(3) Making (Up?) the Grade. 28 September. This post compared and contrasted (mostly the latter) the WVU-Heather Bresch and MU-Emily Perdue academic controversies. I suspect lots of people were curious about whether I thought we were going to have a big scandal. An alternative theory for this post’s popularity: The FBI, which I later accused of overreacting, has been monitoring me closely. I do not dismiss the latter possibility lightly.
(2) Me Talk Football. 25 September. At the prodding of a friend, I poked a little fun at a WVU press release promoting an article about a professor’s research on football brain injuries in Gentlemen’s Quarterly. When HippieKiller referenced my post on his blog, the number of views rose dramatically.
Until one week ago, I would have told you that Me Talk Football was destined to be my most popular post of 2009, but another post slowly-but-surely sneaked up to take the top spot ….
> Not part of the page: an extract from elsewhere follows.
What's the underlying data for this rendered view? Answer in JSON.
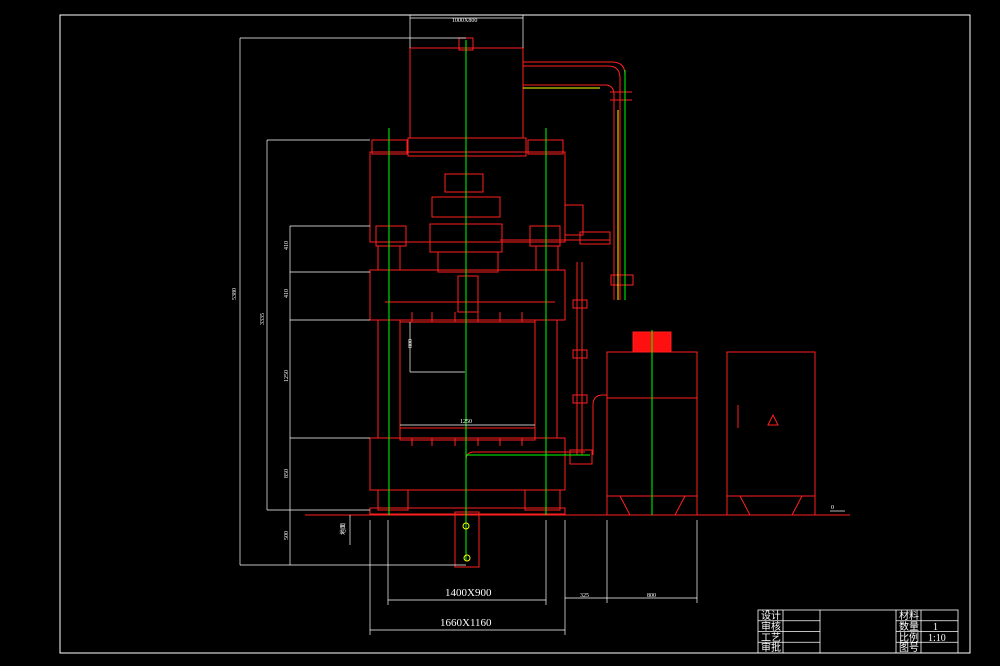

(1) The Libelous World of Higher Education Blogging. 11 November. I don’t know if it was my disclosure that I knew someone had made a lot of false accusations about me behind my back, which produced numerous private emails but not a single public comment, or the story of the poor student sued by an overly sensitive Butler University administration that could not take a little criticism, that made this my most popular post. My guess: it was both.